Context: The Government has recently announced the appointment of new Governors to Twelve states and the Union Territory of Ladakh.
How is the Governor of a State Appointed?
- Article 153 of the Constitution states that “There shall be a Governor for each State.”
- A 1956 amendment laid down that “nothing in Article 153 shall prevent the appointment of the same person as Governor for two or more States”.
- Article 155 states that the “Governor of a State shall be appointed by the President by warrant under his hand and seal”.
- Under Article 156, “the Governor shall hold office during the pleasure of the President”, but his normal term of office will be five years.
- If the President withdraws his/her pleasure before the completion of five years, the Governor has to step down.
- Since the President acts on the aid and advice of the Prime Minister and the Union Council of Ministers, in effect, the Governor is appointed and removed by the central government.
- Articles 157 and 158 lay down the qualifications of the Governor and the conditions of his office.
- The Governor must be a citizen of India and should have completed the age of 35 years.
- The Governor should not be a Member of Parliament or a state legislature.
- He must not hold any other office of profit.
Relationship between the Governor and the State Government
- The position of the Governor is envisaged as an apolitical head who must act on the advice of the Council of Ministers of the state.
- The Governor has a dual role to play:
- He is the constitutional head of the state, bound by the advice of his council of ministers.
- He functions as a vital link between the Union Government and the State Government.
- Added to this, the Governor enjoys certain powers under the Constitution such as:
- Giving or withholding assent to a Bill passed by the state legislature;
- Determining the time needed for a party to prove its majority in the state Assembly; or,
- In cases such as a hung verdict in an election, which party must be called first to form the government.
Powers of the Governor
- The Governor has the power to grant pardons, reprieve, etc. (Article 161).
- There is a Council of Ministers with the CM at the head to aid and advise the Governor in the exercise of his functions, except some conditions for discretion. (Article 163).
- The Governor appoints the Chief Minister and other Ministers (Article 164).
- Governor assents, withholds assent, or reserves the bill for the consideration of the President passed by the Legislative Assembly (Article 200).

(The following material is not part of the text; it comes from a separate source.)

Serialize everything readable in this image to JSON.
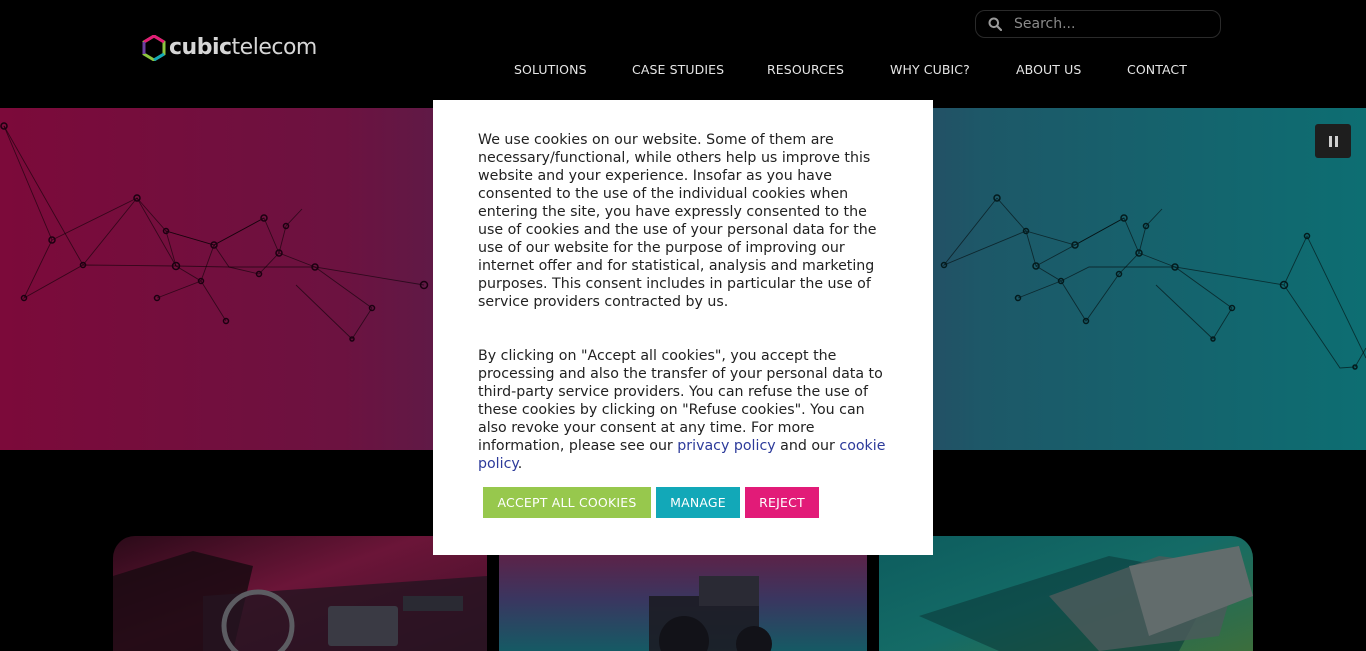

- Governors may promulgate the Ordinances under certain circumstances (Article 213).
Friction Points in Governor-State Relations
- There are no provisions laid down for the manner in which the Governor and the state must engage publicly when there is a difference of opinion.
- The Governor has a 5-year tenure, but he/she can remain in office only until the pleasure of the President.
- In 2001, the National Commission to Review the Working of the Constitution held that the Governor owes his appointment and his continuation to the Union.
- There is the apprehension that he is likely to act in accordance with the instructions received from the Union Council of Ministers.
- In the Constitution, there are no guidelines for exercise of the Governor’s powers, including for appointing a CM or dissolving the Assembly.
- There is no limit set for how long a Governor can withhold assent to a Bill.
- The Governor sends a report for invoking Article 356 (President’s Rule) to the centre on the basis of the Union cabinet’s recommendations.
Various Committees and their Recommendations on Selection of Governors
- NCRWC: The National Commission to Review the Working of the Constitution appointed in 2000 suggested that the Governor of a State should be appointed by the President, after consultation with the Chief Minister of that State.
- Sarkaria Commission: The Sarkaria Commission, 1983 proposed that the Vice President of India and Speaker of Lok Sabha should be consulted by the Prime Minister in the selection of Governors.
- Punchhi Commission: The committee proposed in its report that a committee comprising the Prime Minister, Home Minister, Vice President, Speaker, and the concerned Chief Minister should choose the Governor.
- The Punchhi Committee recommended deleting the “Doctrine of Pleasure” from the Constitution, but backed the right of the Governor to sanction the prosecution of ministers against the advice of the state government.
- It also argued for a provision for impeachment of the Governor by the state legislature.